PCP (Personal Contract Purchase/Personal Contract Plan) being mis-sold is nothing new unfortunately, and one of the factors which can determine whether a PCP has been incorrectly arranged with customers concerns mileage. Indeed, when you analyse the situation, it becomes clear that confusion or even ignorance of the mileage terms can result in those who have already been mis-sold PCP ending up having to pay out even more. Here, we cover several ways that this can happen.
Now, when we say “mileage”, we mean excess mileage; as part of your plan, you may agree to only use up a certain mileage, whether that be on a monthly or an annual basis, or even for the plan as a whole.

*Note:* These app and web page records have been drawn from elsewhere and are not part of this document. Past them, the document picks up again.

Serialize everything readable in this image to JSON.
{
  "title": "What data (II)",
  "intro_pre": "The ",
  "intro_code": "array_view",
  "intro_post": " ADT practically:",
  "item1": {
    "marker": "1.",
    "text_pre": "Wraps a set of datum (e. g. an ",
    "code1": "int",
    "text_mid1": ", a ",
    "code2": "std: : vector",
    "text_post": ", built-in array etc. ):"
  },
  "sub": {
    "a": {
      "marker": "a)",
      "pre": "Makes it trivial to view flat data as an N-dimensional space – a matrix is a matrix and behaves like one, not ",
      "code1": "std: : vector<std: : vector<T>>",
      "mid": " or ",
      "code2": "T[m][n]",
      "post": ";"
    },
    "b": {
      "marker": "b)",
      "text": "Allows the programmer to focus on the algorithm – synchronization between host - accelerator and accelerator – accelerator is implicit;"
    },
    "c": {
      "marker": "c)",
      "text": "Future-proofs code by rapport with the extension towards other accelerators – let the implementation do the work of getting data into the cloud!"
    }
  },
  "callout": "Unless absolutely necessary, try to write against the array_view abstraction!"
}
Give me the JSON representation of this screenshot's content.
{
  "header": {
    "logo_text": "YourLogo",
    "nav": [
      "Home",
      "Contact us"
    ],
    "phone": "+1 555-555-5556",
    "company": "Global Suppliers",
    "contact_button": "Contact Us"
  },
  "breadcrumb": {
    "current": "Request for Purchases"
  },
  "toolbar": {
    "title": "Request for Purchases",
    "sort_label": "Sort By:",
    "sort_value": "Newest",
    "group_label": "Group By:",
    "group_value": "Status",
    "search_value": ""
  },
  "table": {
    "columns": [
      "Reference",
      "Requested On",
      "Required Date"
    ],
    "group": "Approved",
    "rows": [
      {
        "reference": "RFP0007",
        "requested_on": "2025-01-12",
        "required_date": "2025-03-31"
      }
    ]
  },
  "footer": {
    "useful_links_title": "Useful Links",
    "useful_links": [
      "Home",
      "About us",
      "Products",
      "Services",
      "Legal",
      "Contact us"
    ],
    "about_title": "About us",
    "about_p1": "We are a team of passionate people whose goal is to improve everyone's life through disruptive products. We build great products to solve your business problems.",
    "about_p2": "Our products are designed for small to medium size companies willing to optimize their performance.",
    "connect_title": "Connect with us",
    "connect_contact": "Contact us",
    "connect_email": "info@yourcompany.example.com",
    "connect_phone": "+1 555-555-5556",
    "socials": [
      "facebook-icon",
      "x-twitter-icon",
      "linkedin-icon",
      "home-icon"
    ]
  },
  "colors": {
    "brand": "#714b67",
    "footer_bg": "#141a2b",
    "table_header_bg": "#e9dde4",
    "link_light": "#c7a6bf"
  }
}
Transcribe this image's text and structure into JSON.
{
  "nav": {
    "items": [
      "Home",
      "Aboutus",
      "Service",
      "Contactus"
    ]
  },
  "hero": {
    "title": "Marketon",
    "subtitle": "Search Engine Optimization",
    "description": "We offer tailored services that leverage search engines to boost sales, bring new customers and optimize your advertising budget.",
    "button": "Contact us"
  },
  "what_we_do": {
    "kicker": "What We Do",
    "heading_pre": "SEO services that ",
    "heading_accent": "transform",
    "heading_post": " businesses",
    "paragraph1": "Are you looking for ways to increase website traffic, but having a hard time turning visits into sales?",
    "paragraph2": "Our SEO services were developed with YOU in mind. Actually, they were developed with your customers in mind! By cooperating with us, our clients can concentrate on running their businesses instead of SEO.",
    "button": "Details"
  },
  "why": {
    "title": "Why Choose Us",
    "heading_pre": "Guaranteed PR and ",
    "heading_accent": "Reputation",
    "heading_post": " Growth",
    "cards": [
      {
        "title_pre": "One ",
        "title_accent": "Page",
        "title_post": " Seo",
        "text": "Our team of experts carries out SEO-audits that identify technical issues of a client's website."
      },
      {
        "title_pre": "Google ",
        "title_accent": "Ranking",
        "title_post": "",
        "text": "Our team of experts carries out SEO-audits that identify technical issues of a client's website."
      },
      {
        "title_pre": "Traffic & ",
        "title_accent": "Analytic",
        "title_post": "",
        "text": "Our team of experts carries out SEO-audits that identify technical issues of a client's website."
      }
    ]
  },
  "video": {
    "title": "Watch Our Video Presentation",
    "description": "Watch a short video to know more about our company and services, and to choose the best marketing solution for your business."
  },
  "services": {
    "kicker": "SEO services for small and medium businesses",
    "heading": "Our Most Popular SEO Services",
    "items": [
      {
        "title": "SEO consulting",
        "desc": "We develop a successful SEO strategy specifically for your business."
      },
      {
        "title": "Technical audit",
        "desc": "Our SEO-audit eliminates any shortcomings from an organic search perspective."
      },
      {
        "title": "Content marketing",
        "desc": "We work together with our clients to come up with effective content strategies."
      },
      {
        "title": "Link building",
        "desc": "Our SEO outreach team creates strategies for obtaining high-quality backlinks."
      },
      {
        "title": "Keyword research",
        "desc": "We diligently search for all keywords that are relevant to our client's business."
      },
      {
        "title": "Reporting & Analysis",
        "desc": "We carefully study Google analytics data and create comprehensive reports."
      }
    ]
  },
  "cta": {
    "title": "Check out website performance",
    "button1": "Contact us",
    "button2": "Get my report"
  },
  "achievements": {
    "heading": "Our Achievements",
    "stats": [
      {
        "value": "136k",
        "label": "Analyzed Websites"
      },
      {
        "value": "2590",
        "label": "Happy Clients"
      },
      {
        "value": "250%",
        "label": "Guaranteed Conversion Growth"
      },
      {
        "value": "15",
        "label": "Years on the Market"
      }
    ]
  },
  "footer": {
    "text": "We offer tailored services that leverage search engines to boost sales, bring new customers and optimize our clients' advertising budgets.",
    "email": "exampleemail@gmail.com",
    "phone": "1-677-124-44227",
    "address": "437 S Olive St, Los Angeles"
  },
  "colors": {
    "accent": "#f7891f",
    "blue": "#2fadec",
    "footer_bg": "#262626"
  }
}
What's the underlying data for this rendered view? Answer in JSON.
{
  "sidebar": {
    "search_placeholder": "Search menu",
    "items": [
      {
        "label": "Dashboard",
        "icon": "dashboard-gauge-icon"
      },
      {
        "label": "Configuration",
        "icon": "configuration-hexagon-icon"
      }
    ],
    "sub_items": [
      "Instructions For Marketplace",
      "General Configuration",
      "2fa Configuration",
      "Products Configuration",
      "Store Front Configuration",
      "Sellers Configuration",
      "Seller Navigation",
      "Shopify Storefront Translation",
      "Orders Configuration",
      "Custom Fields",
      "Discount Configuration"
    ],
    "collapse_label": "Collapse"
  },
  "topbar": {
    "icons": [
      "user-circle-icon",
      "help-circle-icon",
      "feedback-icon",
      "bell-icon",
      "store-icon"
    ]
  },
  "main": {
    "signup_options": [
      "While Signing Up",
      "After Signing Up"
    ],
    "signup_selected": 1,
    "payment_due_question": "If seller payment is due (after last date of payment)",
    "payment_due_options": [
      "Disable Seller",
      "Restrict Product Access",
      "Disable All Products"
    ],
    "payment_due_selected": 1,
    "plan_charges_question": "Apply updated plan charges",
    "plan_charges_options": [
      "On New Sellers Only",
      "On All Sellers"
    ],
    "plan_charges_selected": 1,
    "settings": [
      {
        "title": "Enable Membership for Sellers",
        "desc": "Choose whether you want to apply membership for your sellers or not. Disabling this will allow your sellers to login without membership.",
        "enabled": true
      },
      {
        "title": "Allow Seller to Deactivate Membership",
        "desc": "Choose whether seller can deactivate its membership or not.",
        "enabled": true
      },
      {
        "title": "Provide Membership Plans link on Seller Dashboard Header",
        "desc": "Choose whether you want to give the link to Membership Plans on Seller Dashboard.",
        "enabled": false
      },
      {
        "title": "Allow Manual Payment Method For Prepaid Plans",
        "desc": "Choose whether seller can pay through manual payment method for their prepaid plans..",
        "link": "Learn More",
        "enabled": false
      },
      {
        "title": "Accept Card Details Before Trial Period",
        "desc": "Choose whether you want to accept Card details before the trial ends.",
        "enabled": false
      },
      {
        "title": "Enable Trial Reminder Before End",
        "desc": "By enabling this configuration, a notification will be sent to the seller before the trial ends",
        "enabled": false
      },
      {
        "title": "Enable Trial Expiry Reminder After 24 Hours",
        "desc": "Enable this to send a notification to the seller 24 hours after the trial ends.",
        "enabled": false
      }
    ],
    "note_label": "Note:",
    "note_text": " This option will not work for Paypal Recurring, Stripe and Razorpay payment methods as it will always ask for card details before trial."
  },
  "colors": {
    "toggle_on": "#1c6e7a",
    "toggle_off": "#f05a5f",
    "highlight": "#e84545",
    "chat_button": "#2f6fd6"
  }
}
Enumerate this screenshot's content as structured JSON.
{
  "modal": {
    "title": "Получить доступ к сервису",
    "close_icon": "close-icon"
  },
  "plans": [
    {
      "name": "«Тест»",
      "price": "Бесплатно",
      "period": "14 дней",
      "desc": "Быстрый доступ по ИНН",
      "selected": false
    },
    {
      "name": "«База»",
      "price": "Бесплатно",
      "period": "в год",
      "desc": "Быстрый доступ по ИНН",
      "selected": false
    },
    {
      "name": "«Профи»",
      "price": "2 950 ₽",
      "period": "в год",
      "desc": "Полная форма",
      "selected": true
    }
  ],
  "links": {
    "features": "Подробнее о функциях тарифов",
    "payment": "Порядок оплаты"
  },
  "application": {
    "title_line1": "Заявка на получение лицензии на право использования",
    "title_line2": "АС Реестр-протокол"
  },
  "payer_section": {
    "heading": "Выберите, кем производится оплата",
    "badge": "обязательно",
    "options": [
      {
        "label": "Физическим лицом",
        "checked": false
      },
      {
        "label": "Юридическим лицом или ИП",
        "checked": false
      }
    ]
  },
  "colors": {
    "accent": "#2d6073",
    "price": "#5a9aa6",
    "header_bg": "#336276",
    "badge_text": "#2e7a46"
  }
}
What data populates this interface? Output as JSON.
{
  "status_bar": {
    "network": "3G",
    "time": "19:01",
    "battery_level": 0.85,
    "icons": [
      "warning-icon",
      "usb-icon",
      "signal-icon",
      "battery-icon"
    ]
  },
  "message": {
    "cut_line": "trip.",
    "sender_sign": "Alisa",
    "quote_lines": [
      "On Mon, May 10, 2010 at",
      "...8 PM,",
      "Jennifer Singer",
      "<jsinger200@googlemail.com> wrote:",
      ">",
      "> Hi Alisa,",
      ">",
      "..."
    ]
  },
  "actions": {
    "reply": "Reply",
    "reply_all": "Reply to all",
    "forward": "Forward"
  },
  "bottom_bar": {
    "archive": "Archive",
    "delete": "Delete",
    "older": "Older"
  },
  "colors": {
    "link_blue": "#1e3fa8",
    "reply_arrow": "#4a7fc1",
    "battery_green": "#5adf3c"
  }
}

This is crucial because, when you first agree to the plan, you may have a job that only requires you to drive a short distance, but what if, a year or so in, you end up working out of town, which requires more driving and, consequently, more miles will appear on your digital odometer? Of course, there are ways to tweak a deal to suit your new circumstances, but if you’re already paying out more than you should be, then you may find that it’s easier to ignore the hassle and take a chance … which ultimately costs you even more in the long-run, should a post-plan analysis determine that you have greatly exceeded the planned mileage.
But what if you have inadvertently signed up to a plan whereby your mileage is insufficient to begin with? In order to keep costs down, cut corners etc., the dealer may convince you that limiting your mileage to a moderate level, you will end up making a big saving. The only problem is, it could end up being an anchor on your driving. So, for instance, you may be able to cover enough miles to get you through the working week, but it could be that your remaining mileage for weekend drives with the family are extremely limited to the point where you feel that your hands are tied. The short-term boost of saving money has the long-term cost of reducing potential driving activity, and that doesn’t include those who sell this line to you, only for it to still work out that you’re paying more than you should be.
And then there’s the cost per mile, in the event that you exceed your agreement. Some are fairly low; certain plans will only need you to pay around 3p for every extra mile you drive. Conversely, some are rather high, as high as 72p in numerous cases. Now, factor in that you probably won’t be driving only one mile over your agreement; it could be a dozen or so a month, or a few dozen a year, or even hundreds over the course of a year or two. Now multiple the high-level amount by the number of excess miles, and you will find that the penalties lie in the mid-hundreds, possibly even higher. Of course, one could argue that you know what you’re signing up to in advance, but if the terms of the plan are simply not fair to your circumstances, and the overall price means that you are pressured to agree to a low mileage in order to get your car, it only creates unnecessary headaches, and further profiles the malpractice of the dealer.
What all this means is that you should be extremely careful when singing up to a PCP plan, especially when it comes to determining what mileage you’re likely to cover, and how much you’re willing to pay both for your agreed mileage and any excess. What sounds like a reasonable agreement on paper might end up being very unfair in reality so you really have to take your time to ensure that your mileage terms are appropriate and feasible, otherwise it could create both short-term frustration and long-term expenses for you.
Learn more about PCP mis-selling for excess mileage by visiting our news page today ==>> www.pcpmissold.co.uk/news